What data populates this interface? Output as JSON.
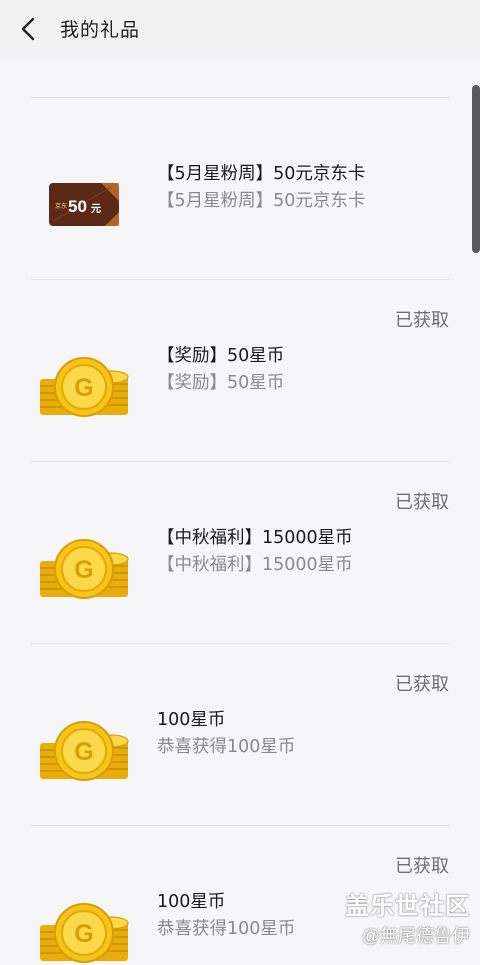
{
  "header": {
    "title": "我的礼品",
    "back_icon": "chevron-left-icon"
  },
  "card": {
    "amount": "50",
    "unit": "元",
    "tag": "京东"
  },
  "gifts": [
    {
      "status": "",
      "title": "【5月星粉周】50元京东卡",
      "subtitle": "【5月星粉周】50元京东卡",
      "thumb": "jd-gift-card"
    },
    {
      "status": "已获取",
      "title": "【奖励】50星币",
      "subtitle": "【奖励】50星币",
      "thumb": "coin-stack-icon"
    },
    {
      "status": "已获取",
      "title": "【中秋福利】15000星币",
      "subtitle": "【中秋福利】15000星币",
      "thumb": "coin-stack-icon"
    },
    {
      "status": "已获取",
      "title": "100星币",
      "subtitle": "恭喜获得100星币",
      "thumb": "coin-stack-icon"
    },
    {
      "status": "已获取",
      "title": "100星币",
      "subtitle": "恭喜获得100星币",
      "thumb": "coin-stack-icon"
    }
  ],
  "watermark": {
    "line1": "盖乐世社区",
    "line2": "@無尾德鲁伊"
  },
  "colors": {
    "coin_gold": "#f5c518",
    "card_brown": "#5a2a16",
    "status_gray": "#707070"
  }
}
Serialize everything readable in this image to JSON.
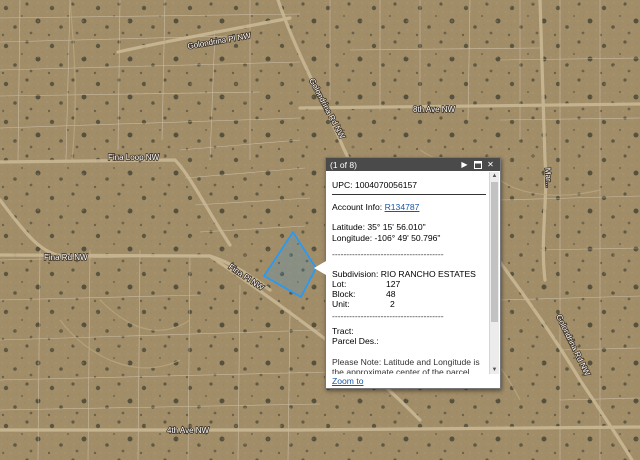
{
  "map": {
    "road_labels": [
      "Golondrina Pl NW",
      "Golondrina Rd NW",
      "8th Ave NW",
      "Fina Loop NW",
      "Fina Rd NW",
      "Fina Pl NW",
      "4th Ave NW",
      "Golondrina Rd NW",
      "Mar..."
    ],
    "parcel_outline_color": "#1f9bff",
    "road_color": "#c9b894"
  },
  "popup": {
    "title": "(1 of 8)",
    "next_icon": "play-right-icon",
    "maximize_icon": "maximize-icon",
    "close_icon": "close-icon",
    "upc_label": "UPC:",
    "upc_value": "1004070056157",
    "account_label": "Account Info:",
    "account_link": "R134787",
    "latitude": "Latitude: 35° 15' 56.010\"",
    "longitude": "Longitude: -106° 49' 50.796\"",
    "separator": "---------------------------------------",
    "subdivision": "Subdivision: RIO RANCHO ESTATES",
    "lot_label": "Lot:",
    "lot_value": "127",
    "block_label": "Block:",
    "block_value": "48",
    "unit_label": "Unit:",
    "unit_value": "2",
    "tract": "Tract:",
    "parcel_des": "Parcel Des.:",
    "note": "Please Note: Latitude and Longitude is the approximate center of the parcel shown.",
    "zoom_link": "Zoom to"
  }
}
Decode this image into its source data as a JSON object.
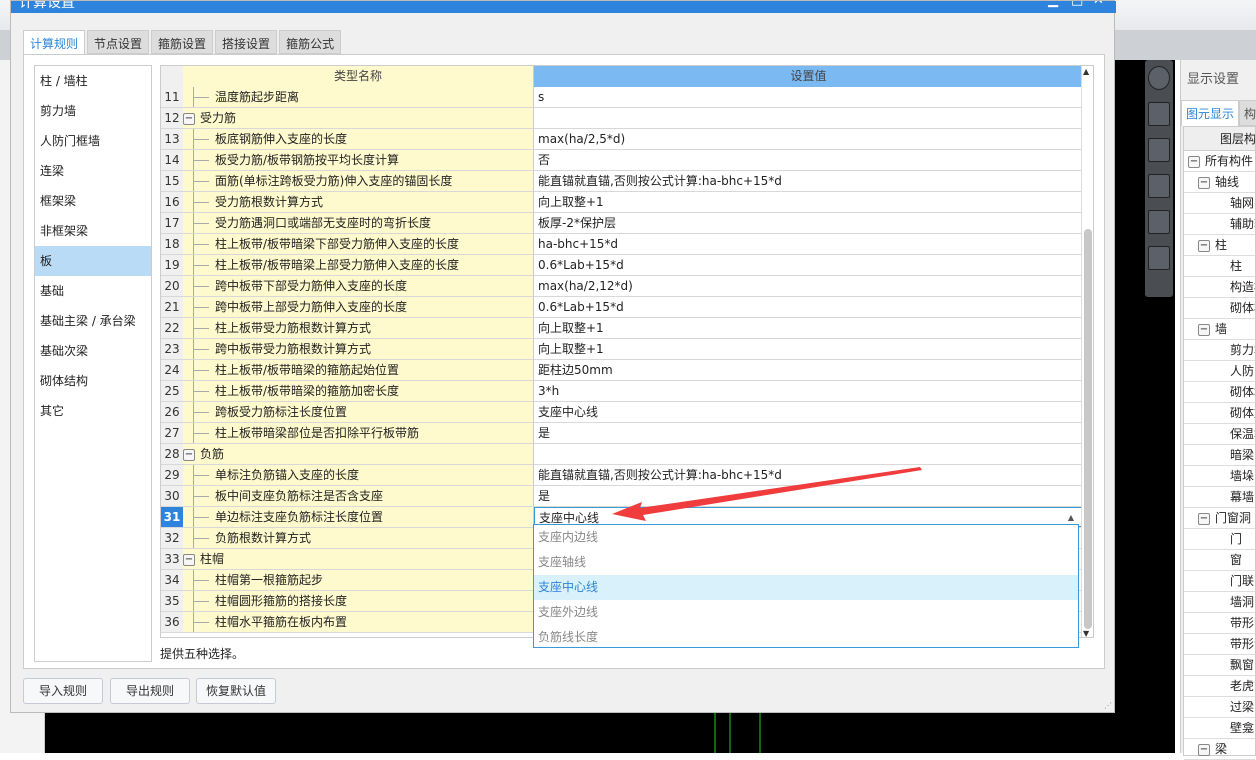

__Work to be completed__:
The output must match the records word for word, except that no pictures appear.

__Task output__:
What data populates this interface? Output as JSON.
{
  "header": {
    "title": "我的礼品",
    "back_icon": "chevron-left-icon"
  },
  "card": {
    "amount": "50",
    "unit": "元",
    "tag": "京东"
  },
  "gifts": [
    {
      "status": "",
      "title": "【5月星粉周】50元京东卡",
      "subtitle": "【5月星粉周】50元京东卡",
      "thumb": "jd-gift-card"
    },
    {
      "status": "已获取",
      "title": "【奖励】50星币",
      "subtitle": "【奖励】50星币",
      "thumb": "coin-stack-icon"
    },
    {
      "status": "已获取",
      "title": "【中秋福利】15000星币",
      "subtitle": "【中秋福利】15000星币",
      "thumb": "coin-stack-icon"
    },
    {
      "status": "已获取",
      "title": "100星币",
      "subtitle": "恭喜获得100星币",
      "thumb": "coin-stack-icon"
    },
    {
      "status": "已获取",
      "title": "100星币",
      "subtitle": "恭喜获得100星币",
      "thumb": "coin-stack-icon"
    }
  ],
  "watermark": {
    "line1": "盖乐世社区",
    "line2": "@無尾德鲁伊"
  },
  "colors": {
    "coin_gold": "#f5c518",
    "card_brown": "#5a2a16",
    "status_gray": "#707070"
  }
}
Serialize everything readable in this image to JSON.
{
  "map": {
    "road_labels": [
      "Golondrina Pl NW",
      "Golondrina Rd NW",
      "8th Ave NW",
      "Fina Loop NW",
      "Fina Rd NW",
      "Fina Pl NW",
      "4th Ave NW",
      "Golondrina Rd NW",
      "Mar..."
    ],
    "parcel_outline_color": "#1f9bff",
    "road_color": "#c9b894"
  },
  "popup": {
    "title": "(1 of 8)",
    "next_icon": "play-right-icon",
    "maximize_icon": "maximize-icon",
    "close_icon": "close-icon",
    "upc_label": "UPC:",
    "upc_value": "1004070056157",
    "account_label": "Account Info:",
    "account_link": "R134787",
    "latitude": "Latitude: 35° 15' 56.010\"",
    "longitude": "Longitude: -106° 49' 50.796\"",
    "separator": "---------------------------------------",
    "subdivision": "Subdivision: RIO RANCHO ESTATES",
    "lot_label": "Lot:",
    "lot_value": "127",
    "block_label": "Block:",
    "block_value": "48",
    "unit_label": "Unit:",
    "unit_value": "2",
    "tract": "Tract:",
    "parcel_des": "Parcel Des.:",
    "note": "Please Note: Latitude and Longitude is the approximate center of the parcel shown.",
    "zoom_link": "Zoom to"
  }
}
Decode this image into its source data as a JSON object.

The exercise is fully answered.